We recently mentioned our affinity for room dividers, and this very elegant set of three from Belgian designer Nathalie Van der Massen is up there with the best. Made from natural materials like linen, oak and walnut — all found in her home country — the screens have an architectural quality and integrate a variety of weaves that offer different rhythms and transparencies. Each design in the REN Collection is available in a limited edition of eight pieces, along with an exclusive artist piece.

Axel Chay appears to have swapped phallic forms for triangles in his most recent collection. He repeats the wedge-shaped elements individually as wooden or velvet-upholstered stools, in a stack to form a totem-like shelving piece, and in sections at either end of a curved sofa base. Chay hasn’t totally abandoned his tubular metal signature, however, adding polished elements together for a wavy coffee table base, and grouping four pipes around a pole to form a floor lamp.

A quick throwback to last month’s PAD Paris, when Mumbai-based design gallery æquō presented its latest collaborations.

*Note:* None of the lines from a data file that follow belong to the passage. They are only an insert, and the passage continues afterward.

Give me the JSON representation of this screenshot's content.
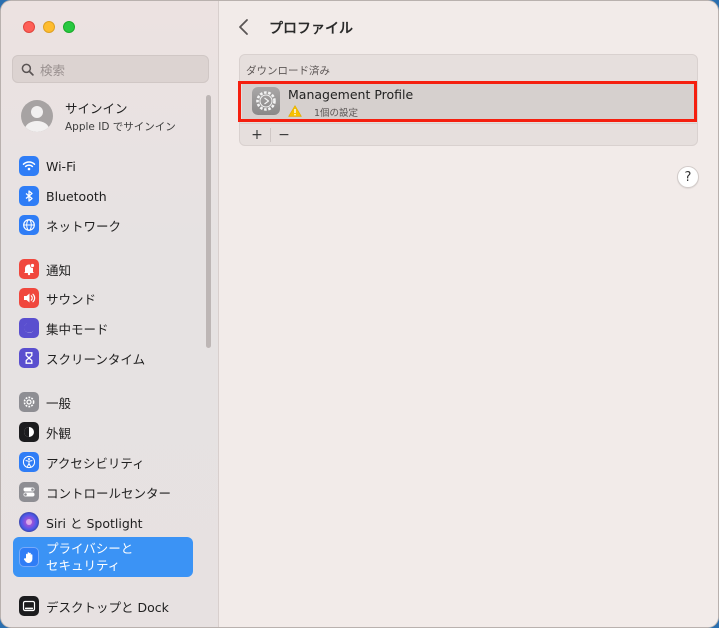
{
  "search": {
    "placeholder": "検索"
  },
  "account": {
    "title": "サインイン",
    "subtitle": "Apple ID でサインイン"
  },
  "sidebar": {
    "items": [
      {
        "label": "Wi-Fi",
        "icon": "wifi-icon",
        "color": "#2f7df6"
      },
      {
        "label": "Bluetooth",
        "icon": "bluetooth-icon",
        "color": "#2f7df6"
      },
      {
        "label": "ネットワーク",
        "icon": "globe-icon",
        "color": "#2f7df6"
      },
      {
        "label": "通知",
        "icon": "bell-icon",
        "color": "#f0473d"
      },
      {
        "label": "サウンド",
        "icon": "speaker-icon",
        "color": "#f0473d"
      },
      {
        "label": "集中モード",
        "icon": "moon-icon",
        "color": "#5a4fcf"
      },
      {
        "label": "スクリーンタイム",
        "icon": "hourglass-icon",
        "color": "#5a4fcf"
      },
      {
        "label": "一般",
        "icon": "gear-icon",
        "color": "#8e8e93"
      },
      {
        "label": "外観",
        "icon": "appearance-icon",
        "color": "#1c1c1e"
      },
      {
        "label": "アクセシビリティ",
        "icon": "accessibility-icon",
        "color": "#2f7df6"
      },
      {
        "label": "コントロールセンター",
        "icon": "toggles-icon",
        "color": "#8e8e93"
      },
      {
        "label": "Siri と Spotlight",
        "icon": "siri-icon",
        "color": "#2b2b44"
      },
      {
        "label": "プライバシーと\nセキュリティ",
        "icon": "hand-icon",
        "color": "#2f7df6"
      },
      {
        "label": "デスクトップと Dock",
        "icon": "dock-icon",
        "color": "#1c1c1e"
      }
    ]
  },
  "main": {
    "title": "プロファイル",
    "section_header": "ダウンロード済み",
    "profile": {
      "name": "Management Profile",
      "count": "1個の設定"
    },
    "add_label": "+",
    "remove_label": "−",
    "help_label": "?"
  }
}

They included chunky-shaped pieces in embossed metal by Linde Freya Tangelder of Destroyers Builders, a slender coffee table with one snake-shaped leg by Portuguese studio Garcé & Dimofski, a creation by ceramist Kristin Yezza, a hand-hewn seat in solid teak by Valériane Lazard, and a console and lighting developed by designer and æquō creative director Florence Louisy, who we recently spoke to about her work with the gallery.

We’re so ready to serve our summer cocktails in these super fun glasses from Casa Veronica — the first few designs in what promises to be an exciting expanding collection. Hand-blown by artisans in Jalisco, and influenced by the art of glassblowing itself, the trio includes two with bulbous bases in green or clear, and a third conical vessel wrapped in a green spiral. “These silhouettes are an exploration of transformation and alchemy,” said the studio.

This painterly wallpaper and fabric comes courtesy of MINNA. The Portals collection is a departure from the Hudson-based company’s typical wares in that it features several artistic patterns lifted from actual paintings by the brand’s founder, Sara Berks, available in various muted yet striking color combinations. Some are organized in grids and geometries, while others seem more freeform and random. All are decidedly delightful.

Exhibitions

A solo show of sculpture and photography by London-based artist Leo Costelloe, titled Special Day, examines the tropes and material cultures of the Western bride. The centerpiece is a refurbished 1930s mannequin wearing a traditional white lace bridal gown, who serves as the exhibition’s protagonist, while manicured blonde wigs are pinned to the wall alongside Polaroids of symbols of marriage, each positioned off-center in oversized etched-aluminum frames. Cutlery adorned with tiny bows and bouquets also feature, referencing the adage “Something old, something new, something borrowed, something blue.” At Neven, in East London, until May 18.

Tubes aplenty at No Discipline, the first solo show by New York and San Francisco-based design studio Office of Tangible Space (which closes tomorrow!) At Tribeca gallery Verso, the furniture and homeware in a variety of scales that aim to forge connections between humans and objects. The cylindrical shapes appear as table legs, armchair backs, and dining chair components, while extruded aluminum is used for wood-topped coffee table bases. Along with Office of Tangible Space’s debut in-house pieces, the exhibition also includes collaborations with Made By Choice, Poppy Prints, Thirdkind, Mondays, Ruxandra Duru, and Aelfie, as well as the amazing sculptural Pebble Floor lamp with Rosie Li.